Over the past few days, Conservative sources have been quietly predicting that Mulcair will not join – this prediction now appears to have come true.
In a press release Friday afternoon, the NDP indicated that it will decide whether to participate in debates based on three criteria:
The party also indicated that it will participate in an equal number of French and English debates.
As Harper has already indicated that he will not be participating in any debates organized by the broadcasters, this puts these debates themselves in jeopardy: Having just Liberal leader Justin Trudeau and Elizabeth May, and at the French-language debate, Bloc Quebecois leader Gilles Duceppe, doesn’t make for much of a discussion.
WATCH: Conservative Party’s Kory Teneycke reacts to NDP announcement that they will only debate if Harper is there
“This debate about the debates is the direct result of the Conservative Party’s unilateral break with traditional practice that, while not perfect, was coherent and functional,” said NDP campaign director Anne McGrath in a press release.

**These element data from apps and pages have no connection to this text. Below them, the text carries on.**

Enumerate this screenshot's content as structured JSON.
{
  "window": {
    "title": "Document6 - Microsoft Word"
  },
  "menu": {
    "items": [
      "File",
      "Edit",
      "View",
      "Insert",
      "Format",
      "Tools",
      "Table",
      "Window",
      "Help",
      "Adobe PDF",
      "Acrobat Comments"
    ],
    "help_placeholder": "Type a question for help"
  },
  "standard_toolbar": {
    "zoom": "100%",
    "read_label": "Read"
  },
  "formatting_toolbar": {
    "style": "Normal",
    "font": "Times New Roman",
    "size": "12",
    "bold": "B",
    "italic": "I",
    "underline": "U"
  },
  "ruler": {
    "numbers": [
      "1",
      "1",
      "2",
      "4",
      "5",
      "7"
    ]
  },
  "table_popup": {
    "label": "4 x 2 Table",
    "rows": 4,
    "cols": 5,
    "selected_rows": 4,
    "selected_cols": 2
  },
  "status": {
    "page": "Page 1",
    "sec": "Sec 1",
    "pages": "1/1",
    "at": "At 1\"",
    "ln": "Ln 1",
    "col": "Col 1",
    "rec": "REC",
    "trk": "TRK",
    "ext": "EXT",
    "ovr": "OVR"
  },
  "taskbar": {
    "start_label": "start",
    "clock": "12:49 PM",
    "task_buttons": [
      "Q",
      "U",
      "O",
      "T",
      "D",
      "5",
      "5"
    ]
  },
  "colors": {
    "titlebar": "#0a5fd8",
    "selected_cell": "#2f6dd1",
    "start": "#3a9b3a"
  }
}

“The Conservative Party must explain to Canadians why they have yet to accept the Broadcast Consortium’s proposal and failed to put forward alternative solutions. The current situation has led to needless uncertainty and threatens the linguistic balance that the previous approach provided,” she said.
The Green Party is not happy with the NDP’s decision.
The party’s director of communications Julian Morelli said that this was a collaborative effort between Mulcair and Harper to ensure Elizabeth May doesn’t get to debate in front of a wide audience.
“They shouldn’t be playing games,” he said. “You’ve got a national broadcaster forum that’s going to hit 14 million to 18 million people. To suggest that [Mulcair]’s not going to debate with the prime minister not there, who does he think he is?”
Morelli added this decision is “killing democracy.”
Global News has also reached out to the Liberal Party for comment.
The French-language broadcast consortium debate was scheduled for Oct. 7 and the English on Oct. 8.
All leaders will be participating in a debate organized by Maclean’s magazine on Thursday, Aug. 6, and other debates are organized later in the campaign.
© 2015 Shaw Media